(ENTRIES SHOWN Opens)

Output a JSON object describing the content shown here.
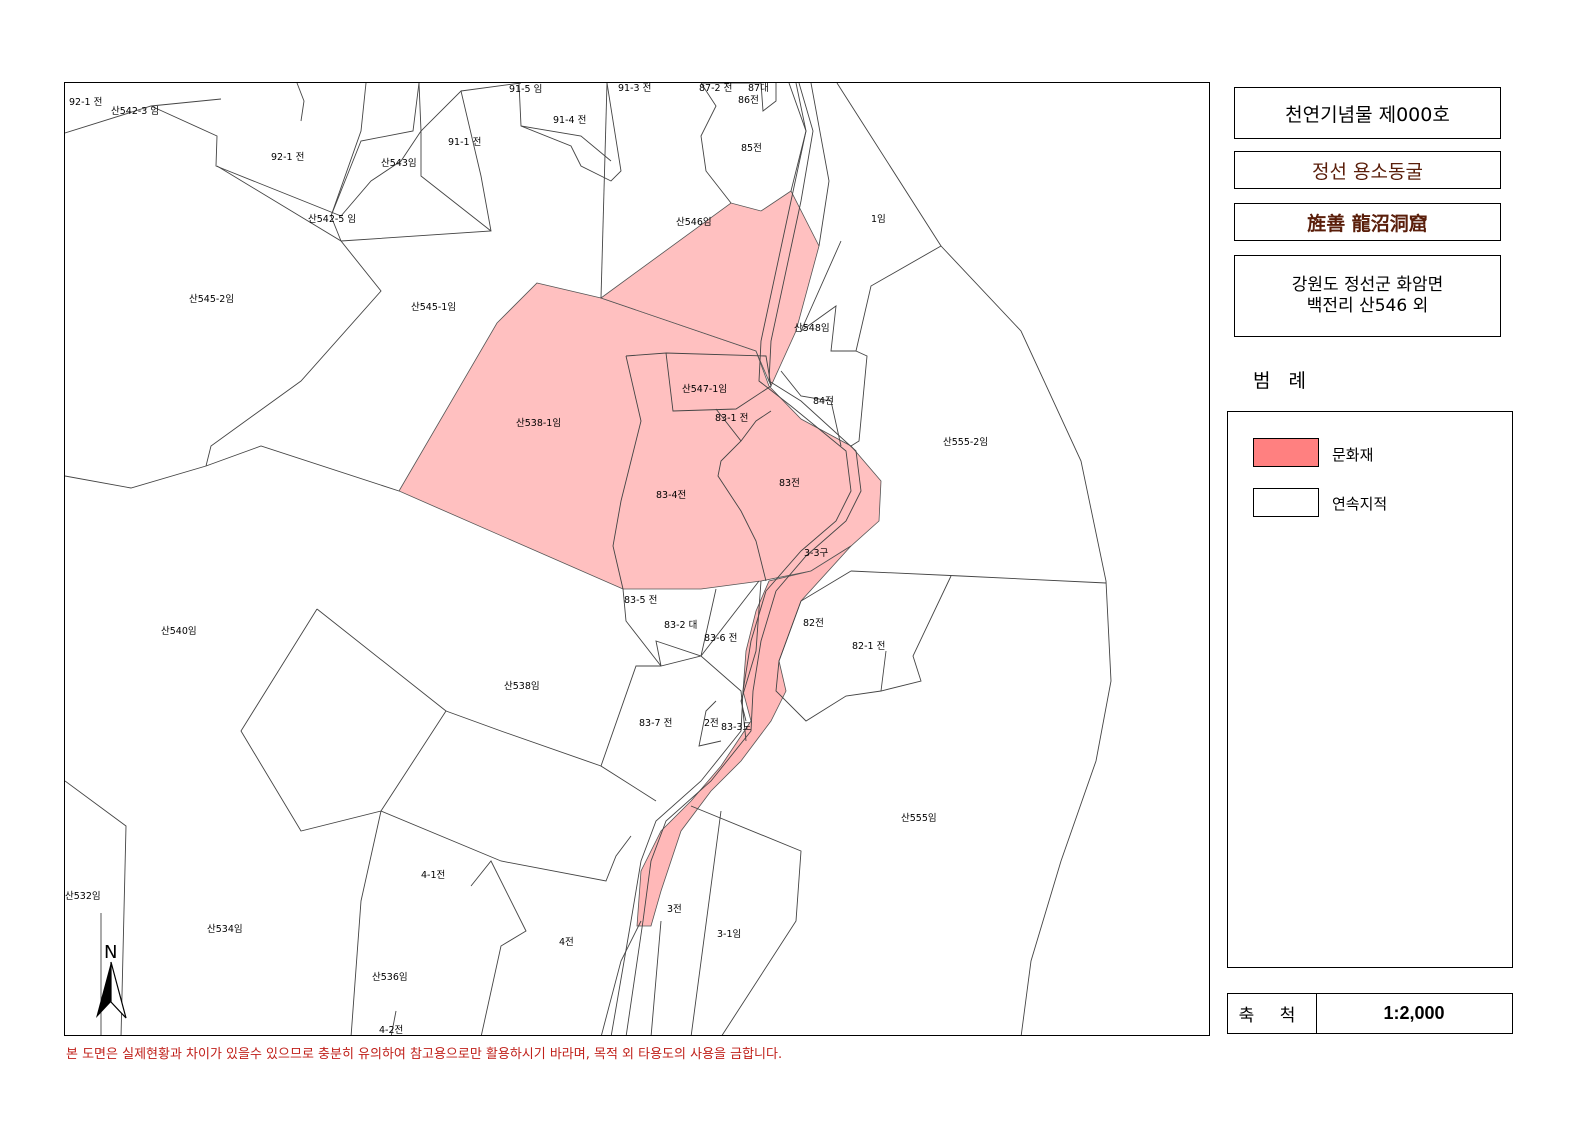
{
  "title": "천연기념물 제000호",
  "name_korean": "정선 용소동굴",
  "name_hanja": "旌善 龍沼洞窟",
  "address": {
    "line1": "강원도 정선군 화암면",
    "line2": "백전리 산546 외"
  },
  "legend": {
    "title": "범 례",
    "items": [
      {
        "label": "문화재",
        "color": "#ff8080"
      },
      {
        "label": "연속지적",
        "color": "#ffffff"
      }
    ]
  },
  "scale": {
    "label": "축 척",
    "value": "1:2,000"
  },
  "north_label": "N",
  "disclaimer": "본 도면은 실제현황과 차이가 있을수 있으므로 충분히 유의하여 참고용으로만 활용하시기 바라며, 목적 외 타용도의 사용을 금합니다.",
  "colors": {
    "heritage_fill": "#ffc0c0",
    "heritage_stream": "#f4a8a8",
    "disclaimer_text": "#c0201a"
  },
  "parcels": [
    "92-1 전",
    "산542-3 임",
    "92-1 전",
    "산543임",
    "91-5 임",
    "91-3 전",
    "87-2 전",
    "87대",
    "86전",
    "91-4 전",
    "91-1 전",
    "85전",
    "산542-5 임",
    "산546임",
    "1임",
    "산545-2임",
    "산545-1임",
    "산548임",
    "산547-1임",
    "84전",
    "83-1 전",
    "산538-1임",
    "산555-2임",
    "83전",
    "83-4전",
    "3-3구",
    "83-5 전",
    "83-2 대",
    "83-6 전",
    "82전",
    "82-1 전",
    "산540임",
    "산538임",
    "83-7 전",
    "2전",
    "83-3도",
    "산555임",
    "4-1전",
    "산532임",
    "산534임",
    "3전",
    "3-1임",
    "4전",
    "산536임",
    "4-2전"
  ]
}
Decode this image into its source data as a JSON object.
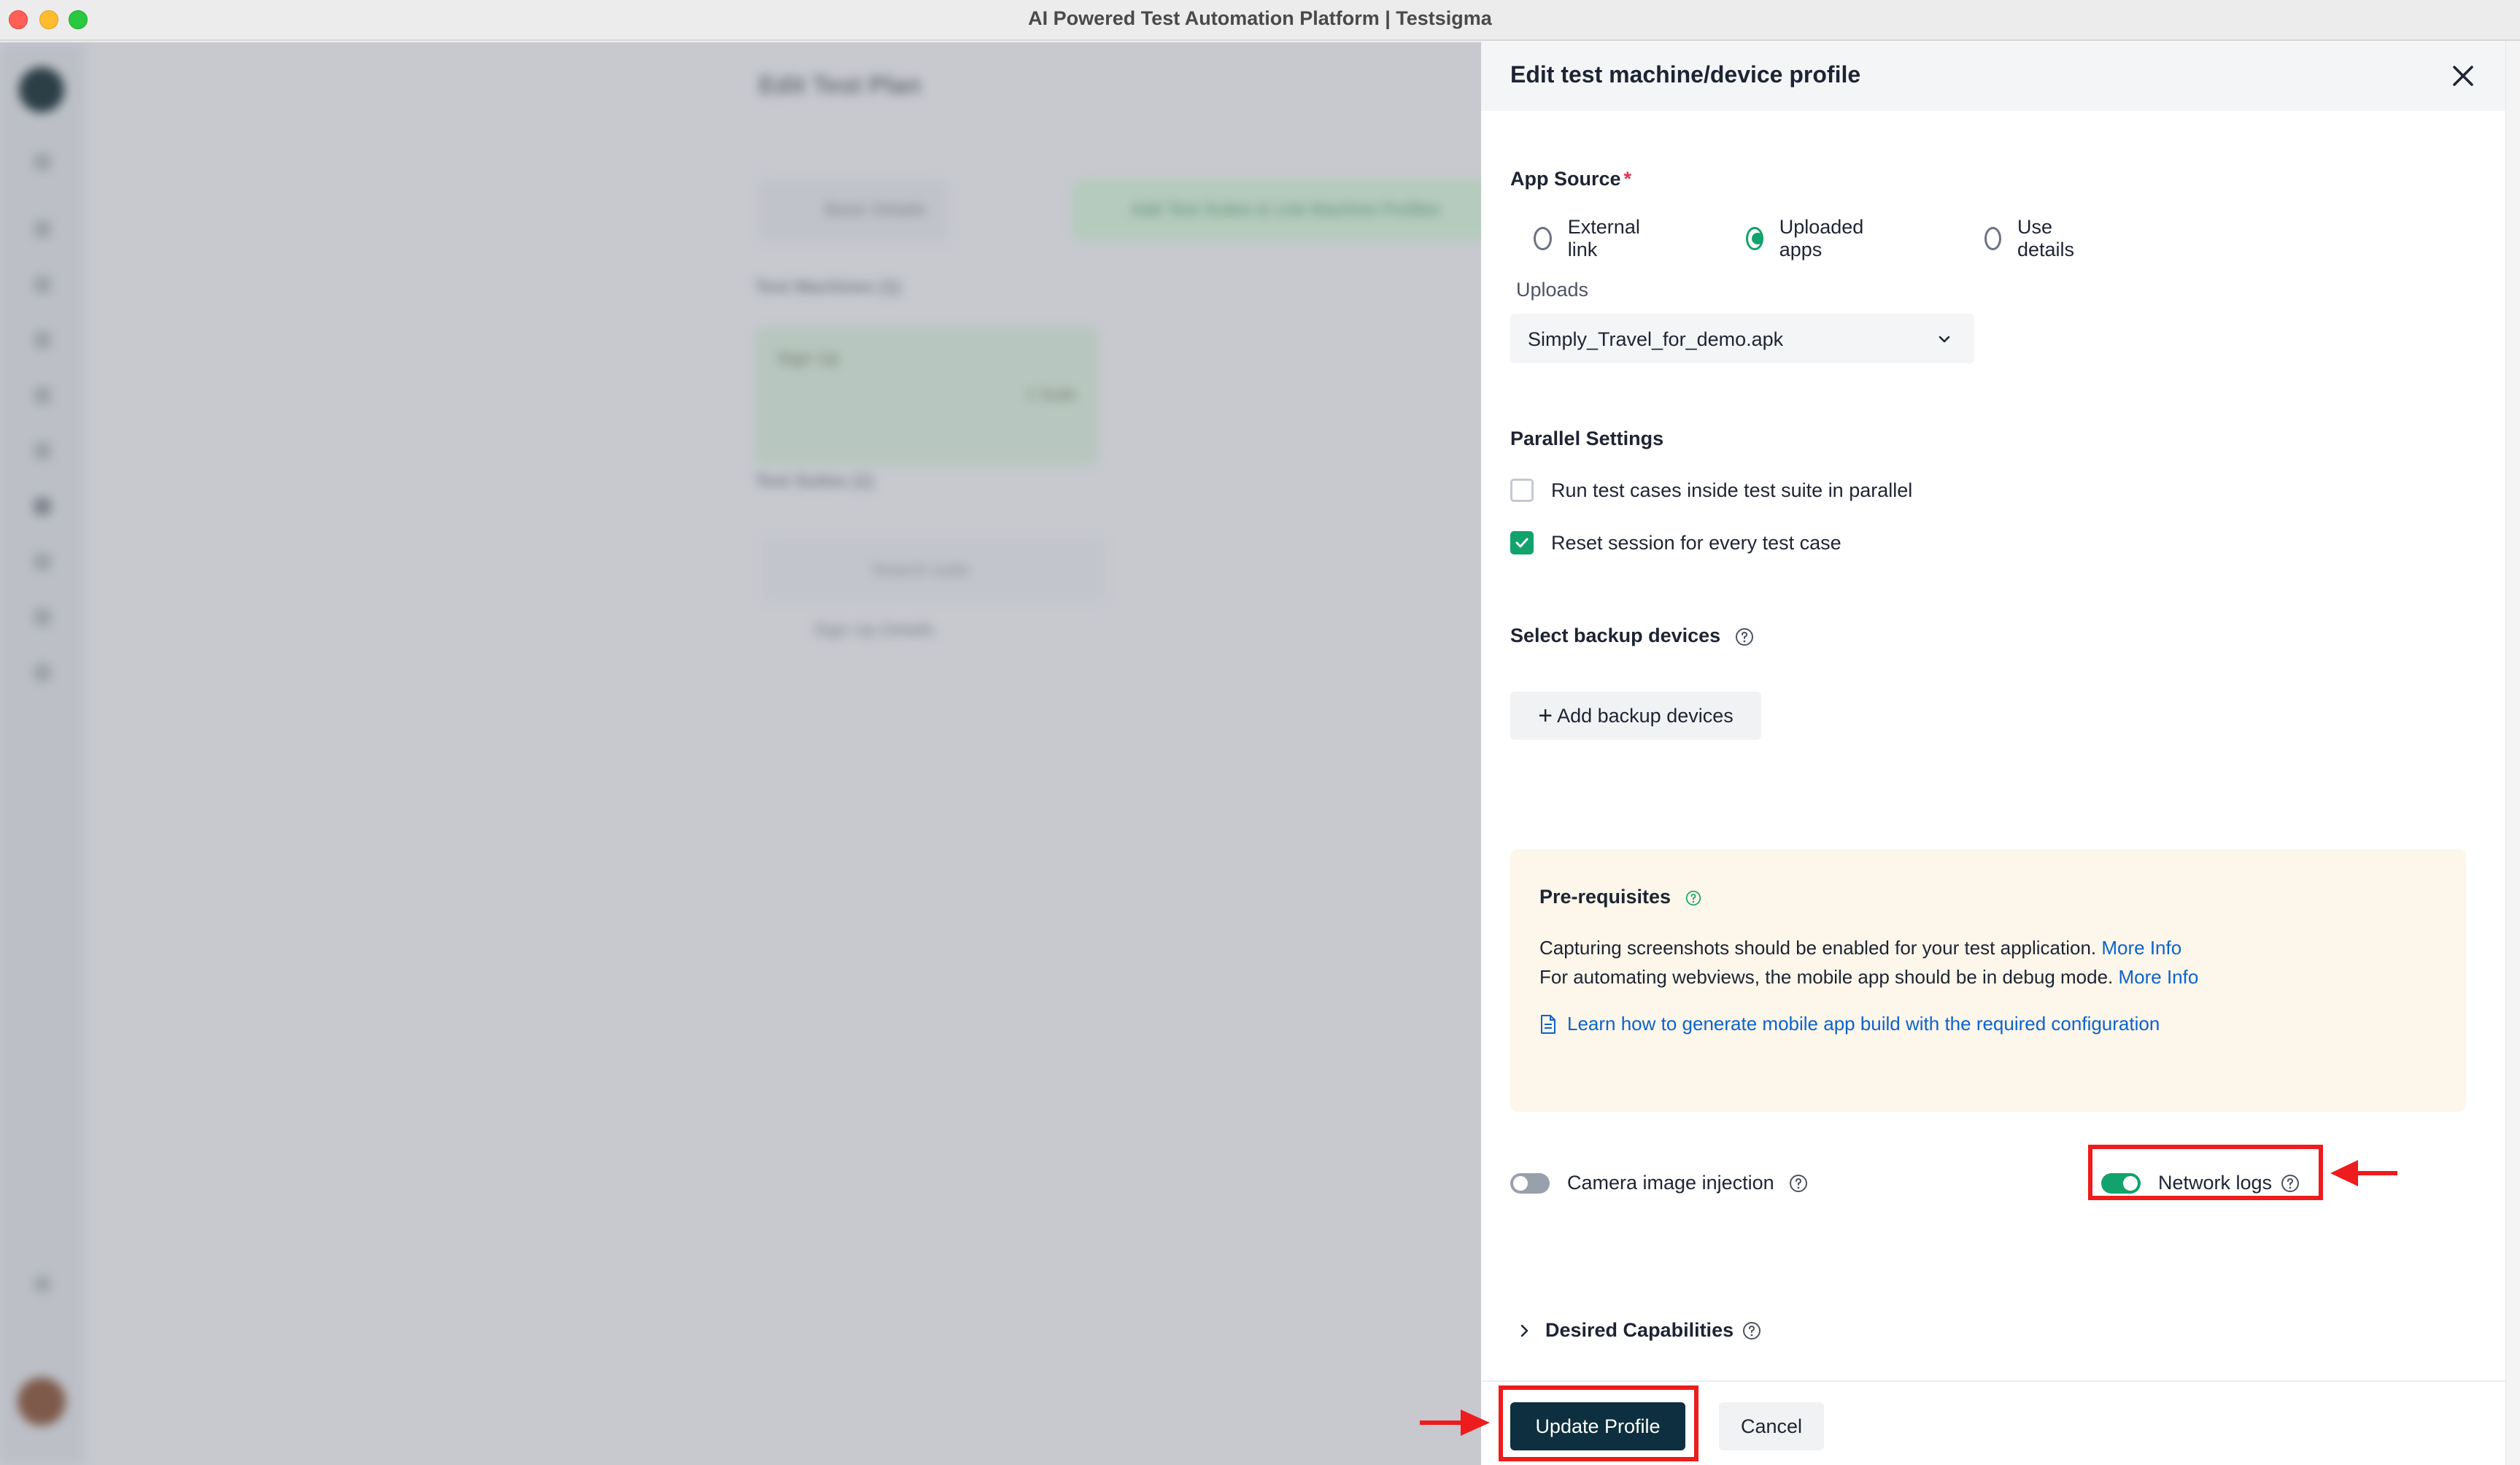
{
  "window": {
    "title": "AI Powered Test Automation Platform | Testsigma"
  },
  "background": {
    "page_heading": "Edit Test Plan",
    "back_button": "Basic Details",
    "next_button": "Add Test Suites & Link Machine Profiles",
    "machines_label": "Test Machines (1)",
    "machine_card_title": "Sign Up",
    "machine_card_meta": "1 Suite",
    "suites_label": "Test Suites (1)",
    "search_placeholder": "Search suite",
    "suite_row": "Sign Up Details"
  },
  "drawer": {
    "title": "Edit test machine/device profile",
    "app_source": {
      "label": "App Source",
      "required_mark": "*",
      "options": [
        {
          "label": "External link",
          "checked": false
        },
        {
          "label": "Uploaded apps",
          "checked": true
        },
        {
          "label": "Use details",
          "checked": false
        }
      ]
    },
    "uploads": {
      "label": "Uploads",
      "value": "Simply_Travel_for_demo.apk"
    },
    "parallel": {
      "label": "Parallel Settings",
      "options": [
        {
          "label": "Run test cases inside test suite in parallel",
          "checked": false
        },
        {
          "label": "Reset session for every test case",
          "checked": true
        }
      ]
    },
    "backup": {
      "label": "Select backup devices",
      "button": "Add backup devices"
    },
    "prerequisites": {
      "title": "Pre-requisites",
      "line1": "Capturing screenshots should be enabled for your test application.",
      "line1_link": "More Info",
      "line2": "For automating webviews, the mobile app should be in debug mode.",
      "line2_link": "More Info",
      "learn_link": "Learn how to generate mobile app build with the required configuration"
    },
    "toggles": {
      "camera": {
        "label": "Camera image injection",
        "on": false
      },
      "network": {
        "label": "Network logs",
        "on": true
      }
    },
    "desired_capabilities": "Desired Capabilities",
    "footer": {
      "update": "Update Profile",
      "cancel": "Cancel"
    }
  },
  "colors": {
    "accent_green": "#11a36b",
    "primary_dark": "#0d2f3f",
    "link_blue": "#0b63ce",
    "annotation_red": "#ee1c1c"
  }
}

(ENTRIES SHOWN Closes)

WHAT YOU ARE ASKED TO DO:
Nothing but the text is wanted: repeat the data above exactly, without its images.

REPLY TO THE TASK:
Output a JSON object describing the content shown here.
{
  "title": "천연기념물 제000호",
  "name_korean": "정선 용소동굴",
  "name_hanja": "旌善 龍沼洞窟",
  "address": {
    "line1": "강원도 정선군 화암면",
    "line2": "백전리 산546 외"
  },
  "legend": {
    "title": "범 례",
    "items": [
      {
        "label": "문화재",
        "color": "#ff8080"
      },
      {
        "label": "연속지적",
        "color": "#ffffff"
      }
    ]
  },
  "scale": {
    "label": "축 척",
    "value": "1:2,000"
  },
  "north_label": "N",
  "disclaimer": "본 도면은 실제현황과 차이가 있을수 있으므로 충분히 유의하여 참고용으로만 활용하시기 바라며, 목적 외 타용도의 사용을 금합니다.",
  "colors": {
    "heritage_fill": "#ffc0c0",
    "heritage_stream": "#f4a8a8",
    "disclaimer_text": "#c0201a"
  },
  "parcels": [
    "92-1 전",
    "산542-3 임",
    "92-1 전",
    "산543임",
    "91-5 임",
    "91-3 전",
    "87-2 전",
    "87대",
    "86전",
    "91-4 전",
    "91-1 전",
    "85전",
    "산542-5 임",
    "산546임",
    "1임",
    "산545-2임",
    "산545-1임",
    "산548임",
    "산547-1임",
    "84전",
    "83-1 전",
    "산538-1임",
    "산555-2임",
    "83전",
    "83-4전",
    "3-3구",
    "83-5 전",
    "83-2 대",
    "83-6 전",
    "82전",
    "82-1 전",
    "산540임",
    "산538임",
    "83-7 전",
    "2전",
    "83-3도",
    "산555임",
    "4-1전",
    "산532임",
    "산534임",
    "3전",
    "3-1임",
    "4전",
    "산536임",
    "4-2전"
  ]
}
Decode this image into its source data as a JSON object.
{
  "window": {
    "title": "AI Powered Test Automation Platform | Testsigma"
  },
  "background": {
    "page_heading": "Edit Test Plan",
    "back_button": "Basic Details",
    "next_button": "Add Test Suites & Link Machine Profiles",
    "machines_label": "Test Machines (1)",
    "machine_card_title": "Sign Up",
    "machine_card_meta": "1 Suite",
    "suites_label": "Test Suites (1)",
    "search_placeholder": "Search suite",
    "suite_row": "Sign Up Details"
  },
  "drawer": {
    "title": "Edit test machine/device profile",
    "app_source": {
      "label": "App Source",
      "required_mark": "*",
      "options": [
        {
          "label": "External link",
          "checked": false
        },
        {
          "label": "Uploaded apps",
          "checked": true
        },
        {
          "label": "Use details",
          "checked": false
        }
      ]
    },
    "uploads": {
      "label": "Uploads",
      "value": "Simply_Travel_for_demo.apk"
    },
    "parallel": {
      "label": "Parallel Settings",
      "options": [
        {
          "label": "Run test cases inside test suite in parallel",
          "checked": false
        },
        {
          "label": "Reset session for every test case",
          "checked": true
        }
      ]
    },
    "backup": {
      "label": "Select backup devices",
      "button": "Add backup devices"
    },
    "prerequisites": {
      "title": "Pre-requisites",
      "line1": "Capturing screenshots should be enabled for your test application.",
      "line1_link": "More Info",
      "line2": "For automating webviews, the mobile app should be in debug mode.",
      "line2_link": "More Info",
      "learn_link": "Learn how to generate mobile app build with the required configuration"
    },
    "toggles": {
      "camera": {
        "label": "Camera image injection",
        "on": false
      },
      "network": {
        "label": "Network logs",
        "on": true
      }
    },
    "desired_capabilities": "Desired Capabilities",
    "footer": {
      "update": "Update Profile",
      "cancel": "Cancel"
    }
  },
  "colors": {
    "accent_green": "#11a36b",
    "primary_dark": "#0d2f3f",
    "link_blue": "#0b63ce",
    "annotation_red": "#ee1c1c"
  }
}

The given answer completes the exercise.